1. The most important factor in strength training is intensity of load. This is strength training, after all. So the goal is to (safely) move as much weight as possible.
2. Shoot for rest intervals between 3-5 minutes between sets. This will allow for adequate recovery of the phosphagen system (the main energy pathway used in strength training) without making the workouts intolerably long.
3. During strength phases you should resist the urge to add too much variety. Progress only a few lifts in each strength phase and save the variety for assistance movements or subsequent training phases.
4. For your primary movement(s) think more sets, less reps.
5. Strength training is very demanding on the central nervous system (CNS) which can take up to 5 times longer to recover than the skeletal-muscular system. Allow for proper rest and recovery between sessions.
6. Compound, multi-joint movements should be the staples of your strength training phase. Exercises such as squats, deadlifts, bench press, military press and pull-ups should be your main focus. These are much more valuable than increasing the load of a biceps curl or calf raise in this phase.
7. Don’t be afraid to ‘steal’ from the best. Wendler (5,3,1), Sheiko and Westside all have tried and true programs designed to increase strength.

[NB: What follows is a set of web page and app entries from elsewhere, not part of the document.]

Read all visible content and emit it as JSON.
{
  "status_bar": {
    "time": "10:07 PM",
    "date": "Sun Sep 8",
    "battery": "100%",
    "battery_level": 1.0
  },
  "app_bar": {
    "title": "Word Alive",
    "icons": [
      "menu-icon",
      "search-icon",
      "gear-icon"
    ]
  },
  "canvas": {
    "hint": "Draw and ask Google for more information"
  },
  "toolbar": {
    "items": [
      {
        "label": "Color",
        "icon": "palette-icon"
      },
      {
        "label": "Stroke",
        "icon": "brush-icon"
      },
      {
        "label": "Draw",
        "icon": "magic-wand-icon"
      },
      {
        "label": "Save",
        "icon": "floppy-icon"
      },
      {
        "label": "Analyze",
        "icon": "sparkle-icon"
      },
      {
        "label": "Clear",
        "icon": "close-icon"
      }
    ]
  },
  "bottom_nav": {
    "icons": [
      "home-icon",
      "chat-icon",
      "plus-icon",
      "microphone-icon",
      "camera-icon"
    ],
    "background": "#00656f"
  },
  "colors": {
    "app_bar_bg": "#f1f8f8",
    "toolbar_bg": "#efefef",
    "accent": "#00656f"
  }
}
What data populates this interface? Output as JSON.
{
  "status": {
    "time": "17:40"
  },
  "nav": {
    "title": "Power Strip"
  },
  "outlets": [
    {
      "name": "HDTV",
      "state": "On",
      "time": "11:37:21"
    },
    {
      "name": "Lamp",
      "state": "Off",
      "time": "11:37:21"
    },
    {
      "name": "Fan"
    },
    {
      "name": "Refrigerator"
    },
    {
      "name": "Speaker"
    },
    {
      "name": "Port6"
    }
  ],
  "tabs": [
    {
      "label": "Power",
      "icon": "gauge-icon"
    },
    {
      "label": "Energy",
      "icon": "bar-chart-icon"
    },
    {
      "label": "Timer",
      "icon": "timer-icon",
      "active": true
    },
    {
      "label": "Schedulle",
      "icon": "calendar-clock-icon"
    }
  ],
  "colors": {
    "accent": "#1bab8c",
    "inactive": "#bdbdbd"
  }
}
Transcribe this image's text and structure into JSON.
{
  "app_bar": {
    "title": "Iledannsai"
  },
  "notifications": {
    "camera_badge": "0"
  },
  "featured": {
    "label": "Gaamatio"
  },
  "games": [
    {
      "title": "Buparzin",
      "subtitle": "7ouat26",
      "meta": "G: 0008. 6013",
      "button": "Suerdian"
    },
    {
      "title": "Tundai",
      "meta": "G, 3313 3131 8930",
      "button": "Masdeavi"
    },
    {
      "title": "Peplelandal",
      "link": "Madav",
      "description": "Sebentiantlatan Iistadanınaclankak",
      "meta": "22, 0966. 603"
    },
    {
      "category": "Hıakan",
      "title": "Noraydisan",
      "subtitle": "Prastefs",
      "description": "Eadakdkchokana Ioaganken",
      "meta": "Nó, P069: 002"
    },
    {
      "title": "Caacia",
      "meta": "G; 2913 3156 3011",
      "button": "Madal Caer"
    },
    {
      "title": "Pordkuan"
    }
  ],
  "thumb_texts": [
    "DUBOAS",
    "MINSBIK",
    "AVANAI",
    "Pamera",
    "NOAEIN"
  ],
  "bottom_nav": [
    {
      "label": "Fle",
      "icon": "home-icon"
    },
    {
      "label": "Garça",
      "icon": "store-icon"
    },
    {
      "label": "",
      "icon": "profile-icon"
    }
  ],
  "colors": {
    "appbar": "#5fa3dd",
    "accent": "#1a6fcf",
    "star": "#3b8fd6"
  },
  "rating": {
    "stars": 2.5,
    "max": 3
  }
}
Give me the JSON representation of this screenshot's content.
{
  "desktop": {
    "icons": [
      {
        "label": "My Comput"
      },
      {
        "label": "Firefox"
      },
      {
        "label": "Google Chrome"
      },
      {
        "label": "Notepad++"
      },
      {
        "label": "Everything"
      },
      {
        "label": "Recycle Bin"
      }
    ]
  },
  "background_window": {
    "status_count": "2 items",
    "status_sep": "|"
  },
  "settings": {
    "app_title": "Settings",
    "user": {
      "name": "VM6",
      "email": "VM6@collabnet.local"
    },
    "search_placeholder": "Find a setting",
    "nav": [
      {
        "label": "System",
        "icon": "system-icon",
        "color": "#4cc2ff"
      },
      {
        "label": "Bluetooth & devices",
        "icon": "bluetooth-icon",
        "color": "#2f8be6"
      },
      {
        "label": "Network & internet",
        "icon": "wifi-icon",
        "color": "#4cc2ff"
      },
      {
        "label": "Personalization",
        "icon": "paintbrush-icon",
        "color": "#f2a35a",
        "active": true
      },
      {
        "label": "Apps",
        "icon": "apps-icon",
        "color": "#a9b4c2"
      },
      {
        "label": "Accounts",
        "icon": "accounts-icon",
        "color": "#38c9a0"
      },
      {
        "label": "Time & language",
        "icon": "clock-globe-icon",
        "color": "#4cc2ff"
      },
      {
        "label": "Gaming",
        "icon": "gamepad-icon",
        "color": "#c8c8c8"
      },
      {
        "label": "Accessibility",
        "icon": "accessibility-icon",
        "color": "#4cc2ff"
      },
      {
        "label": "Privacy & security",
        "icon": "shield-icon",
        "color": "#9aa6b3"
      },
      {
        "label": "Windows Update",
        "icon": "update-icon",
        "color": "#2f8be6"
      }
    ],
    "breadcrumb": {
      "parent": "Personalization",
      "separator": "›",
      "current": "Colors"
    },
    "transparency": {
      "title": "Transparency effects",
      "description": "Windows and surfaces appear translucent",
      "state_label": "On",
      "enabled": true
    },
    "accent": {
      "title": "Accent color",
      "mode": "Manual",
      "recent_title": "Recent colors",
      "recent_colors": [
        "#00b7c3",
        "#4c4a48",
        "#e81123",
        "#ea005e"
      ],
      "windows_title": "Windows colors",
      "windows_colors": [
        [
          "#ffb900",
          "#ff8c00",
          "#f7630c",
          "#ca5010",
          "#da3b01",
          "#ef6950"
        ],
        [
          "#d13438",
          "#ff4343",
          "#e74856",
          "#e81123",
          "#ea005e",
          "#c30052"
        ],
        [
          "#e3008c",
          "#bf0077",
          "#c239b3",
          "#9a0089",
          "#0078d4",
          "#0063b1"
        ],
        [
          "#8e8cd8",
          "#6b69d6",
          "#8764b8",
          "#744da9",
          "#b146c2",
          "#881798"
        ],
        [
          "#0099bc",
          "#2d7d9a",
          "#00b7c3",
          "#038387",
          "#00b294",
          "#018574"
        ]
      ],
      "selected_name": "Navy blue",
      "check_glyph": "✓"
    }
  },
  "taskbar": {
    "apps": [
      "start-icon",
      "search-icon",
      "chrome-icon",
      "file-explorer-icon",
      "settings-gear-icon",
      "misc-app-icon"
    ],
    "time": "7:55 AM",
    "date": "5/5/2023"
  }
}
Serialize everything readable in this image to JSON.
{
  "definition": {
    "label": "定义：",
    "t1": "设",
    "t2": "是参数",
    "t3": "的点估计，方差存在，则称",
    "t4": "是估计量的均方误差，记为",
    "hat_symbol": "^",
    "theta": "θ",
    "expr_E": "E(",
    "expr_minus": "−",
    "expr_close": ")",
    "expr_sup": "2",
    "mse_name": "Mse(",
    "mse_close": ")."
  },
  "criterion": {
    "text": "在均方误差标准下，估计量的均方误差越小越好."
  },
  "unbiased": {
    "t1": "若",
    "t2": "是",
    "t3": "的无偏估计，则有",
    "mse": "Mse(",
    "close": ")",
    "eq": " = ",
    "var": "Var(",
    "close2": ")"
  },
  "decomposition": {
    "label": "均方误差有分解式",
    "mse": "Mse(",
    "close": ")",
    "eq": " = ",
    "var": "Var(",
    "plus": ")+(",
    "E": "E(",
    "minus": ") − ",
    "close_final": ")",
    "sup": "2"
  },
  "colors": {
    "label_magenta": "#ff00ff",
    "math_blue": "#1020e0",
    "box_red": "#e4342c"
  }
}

Give them a try before reinventing the wheel.
8. Strength training phases are a great opportunity to break out some of the best toys in the gym. Bands, chains, boards and full speed devices can all be incorporated to great effect.
9. Don’t ignore core (especially obliques and lower back) training in your accessory movements. Being weak in those areas is often the limiting factor in the major lifts.
10. With that being said, if you were ever to use a lifting belt, knee wraps or specialty suits you can certainly do that during near-maximal or maximal attempts during this phase.